Disintegration and Progress
Professor P. Krishna
(Talk delivered at the KFI Gathering in Chennai on 22 January 2005)Friends,This is meant to be a dialogue between us, positing the truth as the unknown andinvestigating together to discover it. I mean that seriously, because the opinions of anyindividual, however great he might be, are not important. Agreeing or disagreeing withopinions is not learning. We learnt that from Krishnaji. He told us that even what he saidwas not important, but the questions were important. It was important to investigate themthrough our own observation of life and of our consciousness. He also pointed out that thespirit in which we investigate those questions is more important than the questionsthemselves, because one is not doing this inquiry in order to come upon an answer.Answers, ideas and solutions are trivial things. They do not contribute to wisdom; theycontribute to knowledge.

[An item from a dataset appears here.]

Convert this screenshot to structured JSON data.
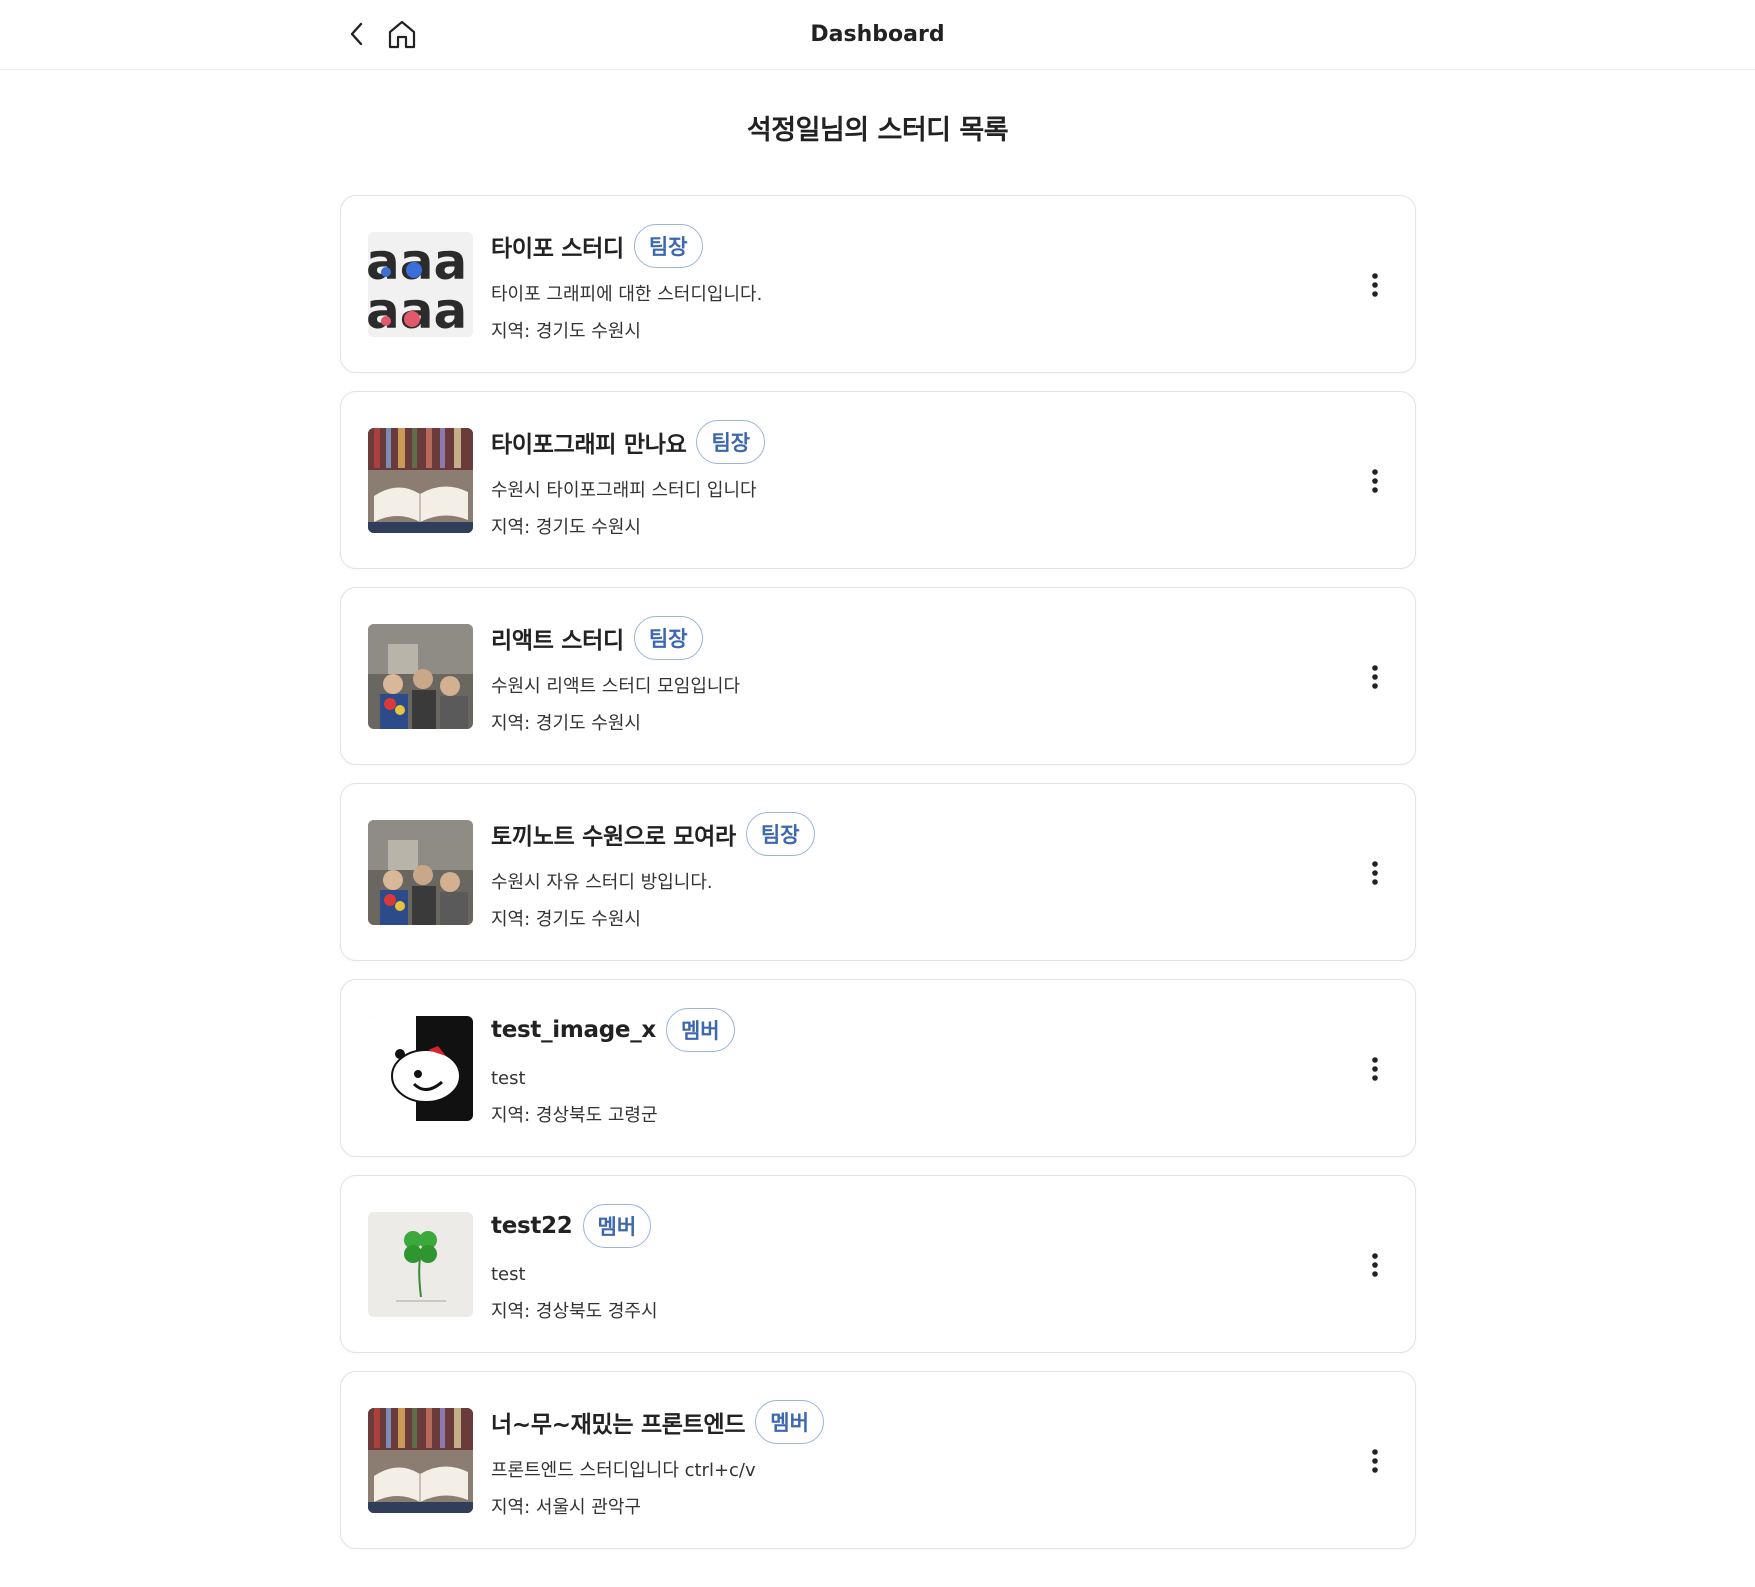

For a particular question we can know what the answer is and thatbecomes an idea, a piece of knowledge in our head. But that knowledge does not bringwisdom—wisdom being something different, which is a by-product of what he called self-knowledge. Self-knowledge is not knowledge about the self, but that understanding whichone has come upon through one’s own perception of the truth, so that it is something realfor oneself and not merely an idea. It is only such knowledge, if you might call itknowledge at all, that contributes to wisdom, to an actual transformation within us. It is nota decision to be different but an organic change in the way one relates with people, withthings, with the whole world, and also with oneself.The dilemma facing our modern society.(if I might summarise it in a few words), is that wehave progressed tremendously in knowledge, in science and technology and in the arts, inphilosophy, in history, geography, the environment and everything else, but we have noevolved psychologically. Through our knowledge we have come upon a lot of power in ourhands and that has enabled us to outwardly change the way we live in our society. If welook at the way we were living in 1905 all over the world, and the way we are living todayin 2005, there has been a tremendous change outwardly. They say that society has changedmore in these last one hundred years than it did in thousands of years before that. But noteverything has changed. Krishnaji raised the question: Has there been psychologicalevolution at all? That means, have we become wiser in the last 1,000 or 2,000 years? Wehave read the Mahabharata and are familiar with the characters desribed there. Are wewiser today than those characters described in that epic, or are we still like Duryodhana,Bhima, Shakuni, Arjuna and all the others? Some of us may be a little wiser than others,but basically don’t we all still live with the same divisions, the same hatred, the samepropensity for war, the same cunning and greed which existed 5000 years ago? We are stilloperating in the same manner, which means there has been no psychological evolution atall. When you couple this fact with the fact that we have arrived at tremendous powerwithout growing in wisdom, you can see why society has become so much more dangerous;why there is degeneration all around us.